The State of Minnesota wants to give Faribault County a Christmas gift, but the county commissioners are not so sure they want to accept it.
The gift in question is State Highway 109, an 18-mile stretch of road from Winnebago to Wells.
Doug Haeder and Peter Harff of the Minnesota Department of Transportation (MnDOT) were at a special work session last Tuesday afternoon to discuss the proposal with the County Board.
Haeder calls the proposal a ‘turn-back,’ meaning the state would turn back ownership of the road to the county.
“About 10 years ago we started a highway study to develop a vision of the trunk highway system in the state,” Haeder told the board. “We determined which highways are arterial, and which are collectors.”
It makes sense to MnDOT, Haeder explains, that some roads should actually be county roads. Highway 109 is one of those.
“We call them ‘anomalies,’ sections of highways that don’t fit into the overall state highway system,” he says.
The two MnDOT engineers admitted that Highway 109 is in terrible shape, and needs to be redone.
Harff explained the proposed upgrade to the road, which, he says, will be done in the future whether the road is given to the county or not.
“We plan on milling off the current pavement, and grinding it up and using it as a base,” Harff told the commissioners. “Then we will do a five-inch bituminous overlay.”
He called it better than just an overlay, but short of a total reconstruction.
That got commissioners Tom Loveall and Tom Warmka to comment.
“I think it is like having a leaky barn on the farm,” Warmka comments. “You guys want to put new shingles on it, but the rafters are bad, too.”
Loveall agreed, saying the base is the problem, and needs to be redone.
Harff responded that they would be removing some base, down 13 inches, and also rebuilding some of the shoulders.
Plus, the road will be expanded from 24 feet wide to 28 feet, and shoulders to six feet.
Haeder admitted that the work is not yet on the immediate radar. It had been tentatively set for 2013, but now might be 2015.
“I just don’t see any advantage to the county to make this deal,” Loveall told Haeder. “What does it benefit us?”
The MnDOT engineers admitted that there wasn’t really any advantage to it.
“We are just asking you to consider this proposal,” Haeder says.
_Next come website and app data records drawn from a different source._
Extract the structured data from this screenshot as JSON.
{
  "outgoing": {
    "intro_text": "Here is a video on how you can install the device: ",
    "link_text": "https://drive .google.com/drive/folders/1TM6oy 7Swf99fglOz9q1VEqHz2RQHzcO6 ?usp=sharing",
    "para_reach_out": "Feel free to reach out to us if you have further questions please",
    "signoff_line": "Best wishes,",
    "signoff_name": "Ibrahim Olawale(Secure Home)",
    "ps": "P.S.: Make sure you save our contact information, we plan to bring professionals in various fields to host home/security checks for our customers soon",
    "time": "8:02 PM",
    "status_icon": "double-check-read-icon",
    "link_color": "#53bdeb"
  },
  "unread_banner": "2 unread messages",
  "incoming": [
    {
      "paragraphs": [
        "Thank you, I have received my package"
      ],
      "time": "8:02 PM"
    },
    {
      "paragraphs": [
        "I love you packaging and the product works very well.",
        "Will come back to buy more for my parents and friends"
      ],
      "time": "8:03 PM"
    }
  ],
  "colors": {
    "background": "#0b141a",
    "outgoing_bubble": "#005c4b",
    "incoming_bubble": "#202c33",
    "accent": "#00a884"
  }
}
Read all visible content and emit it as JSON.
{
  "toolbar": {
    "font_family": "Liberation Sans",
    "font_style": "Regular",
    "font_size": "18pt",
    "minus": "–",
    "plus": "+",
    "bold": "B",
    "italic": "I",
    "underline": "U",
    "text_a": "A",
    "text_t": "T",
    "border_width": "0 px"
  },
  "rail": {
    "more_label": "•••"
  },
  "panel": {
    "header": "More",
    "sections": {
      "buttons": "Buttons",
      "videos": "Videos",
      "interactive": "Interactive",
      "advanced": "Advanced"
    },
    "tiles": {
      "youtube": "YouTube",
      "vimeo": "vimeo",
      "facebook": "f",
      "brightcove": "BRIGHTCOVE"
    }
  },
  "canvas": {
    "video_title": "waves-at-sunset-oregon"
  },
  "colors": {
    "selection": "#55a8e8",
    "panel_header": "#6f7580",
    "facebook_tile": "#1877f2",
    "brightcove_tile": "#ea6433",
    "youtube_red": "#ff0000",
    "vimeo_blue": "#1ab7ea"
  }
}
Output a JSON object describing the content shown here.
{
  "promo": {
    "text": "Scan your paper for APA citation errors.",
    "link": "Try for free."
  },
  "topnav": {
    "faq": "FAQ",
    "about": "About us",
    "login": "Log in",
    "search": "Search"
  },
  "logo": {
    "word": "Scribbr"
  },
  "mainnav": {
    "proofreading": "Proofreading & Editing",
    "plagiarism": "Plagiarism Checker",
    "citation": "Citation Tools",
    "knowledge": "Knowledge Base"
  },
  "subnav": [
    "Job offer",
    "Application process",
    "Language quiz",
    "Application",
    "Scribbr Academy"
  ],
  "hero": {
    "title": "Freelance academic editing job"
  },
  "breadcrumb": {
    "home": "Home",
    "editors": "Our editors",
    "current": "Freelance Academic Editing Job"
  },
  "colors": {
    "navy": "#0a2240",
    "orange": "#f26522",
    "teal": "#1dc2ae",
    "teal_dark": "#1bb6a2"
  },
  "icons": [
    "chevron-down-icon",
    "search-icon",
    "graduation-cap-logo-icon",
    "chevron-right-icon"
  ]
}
Loveall thanked him for his honesty.
The board decided to study the proposal, and have a special committee composed of two commissioners and County Engineer John McDonald come back with a recommendation.
Haeder also told the board that there are several other roads in the county that the state wants to ‘turn-back,’ and that he might be back with more proposals in the future.
Those roads include a stretch of Highway 22 south of I-90, and portions of Highways 253 and 254.